FROM-- SET SEVEN, CIVIL WAR STUDIES
TOPIC SIXTY-NINE: LINCOLN AND THE ABOLITIONISTS DEEPER MEANINGS ACTIVITY
This component of the learning experience will have two possible activities to allow for further study, independent browsing into the Library of Congress collections, and other resources.
Experience #1: The Deeper Meaning and Analysis of LOC Images
Browse the Library of Congress Collections, other web sources, or books to determine the importance of these images as related to slavery, Civil War government at Washington, Black Americans in the Civil War. Write a short essay about your thoughts, or create a poster illustrating what the image means.
Experience #2: Illinois during the time of Slavery
Research to find the answers to these questions:
a. What did Illinois government do in its first years to deal with slavery?

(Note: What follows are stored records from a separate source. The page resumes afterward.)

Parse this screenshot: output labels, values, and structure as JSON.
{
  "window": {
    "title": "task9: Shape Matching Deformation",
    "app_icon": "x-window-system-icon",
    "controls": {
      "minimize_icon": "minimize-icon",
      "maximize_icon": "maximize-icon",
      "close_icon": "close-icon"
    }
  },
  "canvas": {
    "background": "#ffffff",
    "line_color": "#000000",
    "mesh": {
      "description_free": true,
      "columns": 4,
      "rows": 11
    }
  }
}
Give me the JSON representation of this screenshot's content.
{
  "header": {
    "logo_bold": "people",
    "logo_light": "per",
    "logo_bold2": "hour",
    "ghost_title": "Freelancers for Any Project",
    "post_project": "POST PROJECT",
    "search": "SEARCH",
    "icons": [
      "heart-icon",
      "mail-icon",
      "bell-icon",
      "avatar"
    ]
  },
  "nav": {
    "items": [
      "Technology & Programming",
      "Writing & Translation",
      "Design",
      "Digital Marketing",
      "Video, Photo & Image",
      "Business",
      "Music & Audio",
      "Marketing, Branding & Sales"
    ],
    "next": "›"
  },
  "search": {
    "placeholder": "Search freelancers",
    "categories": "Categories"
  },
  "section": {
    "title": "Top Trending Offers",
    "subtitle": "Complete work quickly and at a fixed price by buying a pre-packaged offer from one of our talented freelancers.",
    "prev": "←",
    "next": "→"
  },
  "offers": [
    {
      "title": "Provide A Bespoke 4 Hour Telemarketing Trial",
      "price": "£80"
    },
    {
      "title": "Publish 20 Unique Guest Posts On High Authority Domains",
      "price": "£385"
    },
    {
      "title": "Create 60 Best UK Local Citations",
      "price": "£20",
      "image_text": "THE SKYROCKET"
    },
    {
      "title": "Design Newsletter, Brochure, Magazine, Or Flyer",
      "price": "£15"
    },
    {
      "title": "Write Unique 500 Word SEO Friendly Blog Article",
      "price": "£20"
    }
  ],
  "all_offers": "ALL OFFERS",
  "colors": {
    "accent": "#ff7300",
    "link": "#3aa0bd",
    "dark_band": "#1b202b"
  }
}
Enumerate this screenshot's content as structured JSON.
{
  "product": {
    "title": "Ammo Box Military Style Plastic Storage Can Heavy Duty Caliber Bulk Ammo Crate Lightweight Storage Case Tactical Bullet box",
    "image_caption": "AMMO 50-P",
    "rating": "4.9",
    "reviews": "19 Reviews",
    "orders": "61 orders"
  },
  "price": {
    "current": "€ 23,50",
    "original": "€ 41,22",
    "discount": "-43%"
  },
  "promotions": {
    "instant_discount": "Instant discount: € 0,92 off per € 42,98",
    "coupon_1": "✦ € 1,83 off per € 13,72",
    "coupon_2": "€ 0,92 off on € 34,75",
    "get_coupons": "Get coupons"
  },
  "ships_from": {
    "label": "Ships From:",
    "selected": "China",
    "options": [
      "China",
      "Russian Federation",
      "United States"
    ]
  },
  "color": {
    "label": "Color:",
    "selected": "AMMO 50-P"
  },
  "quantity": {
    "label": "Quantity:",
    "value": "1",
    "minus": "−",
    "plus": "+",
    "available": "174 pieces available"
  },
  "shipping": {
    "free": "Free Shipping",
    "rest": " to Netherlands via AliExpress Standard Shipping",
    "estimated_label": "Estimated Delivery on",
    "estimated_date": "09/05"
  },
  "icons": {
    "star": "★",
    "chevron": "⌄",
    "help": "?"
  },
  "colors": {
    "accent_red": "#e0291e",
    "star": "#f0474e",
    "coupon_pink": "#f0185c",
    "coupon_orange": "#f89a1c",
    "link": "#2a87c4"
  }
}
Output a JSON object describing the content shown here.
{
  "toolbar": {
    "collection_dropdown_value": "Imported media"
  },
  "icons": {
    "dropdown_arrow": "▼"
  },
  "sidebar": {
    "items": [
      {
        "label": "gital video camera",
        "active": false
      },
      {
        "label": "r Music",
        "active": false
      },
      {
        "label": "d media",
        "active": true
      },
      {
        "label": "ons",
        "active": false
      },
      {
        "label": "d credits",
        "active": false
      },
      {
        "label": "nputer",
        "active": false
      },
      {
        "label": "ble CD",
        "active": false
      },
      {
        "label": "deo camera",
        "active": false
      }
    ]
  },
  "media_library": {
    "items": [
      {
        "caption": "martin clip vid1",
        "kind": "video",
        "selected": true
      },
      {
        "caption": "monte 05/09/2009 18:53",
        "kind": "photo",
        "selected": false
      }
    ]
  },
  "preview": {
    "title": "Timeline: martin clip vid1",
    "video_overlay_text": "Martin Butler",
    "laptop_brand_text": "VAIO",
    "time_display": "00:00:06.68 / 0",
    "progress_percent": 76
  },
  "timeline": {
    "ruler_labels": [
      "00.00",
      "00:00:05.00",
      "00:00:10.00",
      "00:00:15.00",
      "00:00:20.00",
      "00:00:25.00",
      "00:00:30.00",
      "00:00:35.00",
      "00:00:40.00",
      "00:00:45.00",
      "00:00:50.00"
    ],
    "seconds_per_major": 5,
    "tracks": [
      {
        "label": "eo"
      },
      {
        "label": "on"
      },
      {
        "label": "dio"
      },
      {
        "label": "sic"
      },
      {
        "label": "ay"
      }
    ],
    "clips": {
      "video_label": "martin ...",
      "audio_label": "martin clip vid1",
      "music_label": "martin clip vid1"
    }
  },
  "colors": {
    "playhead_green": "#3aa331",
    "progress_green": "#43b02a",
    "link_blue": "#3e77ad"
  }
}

b. Who was Illinois' first governor, and what did he establish in his term as governor?
c. In 1819, Illinois government passed a set of Black Codes to deal with African-Americans, particularly run-away slaves. Read the text of this set of codes and summarize the parts of it that seem unfair or cruel in today's standards.
d. One area of Illinois was allowed to have slaves. What was the area? Read Section 20 of the Black Code for the answer
e. Why did did this geographical area of Illinois "need" slaves? What was produced in this area needing slave labor?
f. Was Illinois a safe-haven for runaway slaves? Read Section 22 to hear of how a slave owner in Illinois had to allow his "contracted" black person to go to the courthouse to register. If "of age" he could be set free. What would happen to the slave before he went to the courthouse? Click Here and find section 22.
g. Why did rural Illinois people not want escaping run-away slaves settling in their neighborhoods?
h. How did the Fugitive Slave Law effect African-Americans in Illinois?
i. When did these codes of law get repealed? Who was most responsible for getting this code repealed? Click Here
j. What did U.S. Senatorial candidate Abraham Lincoln say about "equality of blacks" in his 4th debate at Charleston, 1858?
Lincoln and the Abolitionists Drama and Frederick Douglass Activity Parts
Lincoln and Slavery Activity Sites
Go also to Lincoln and the Abolitionist Drama Presentation for more to do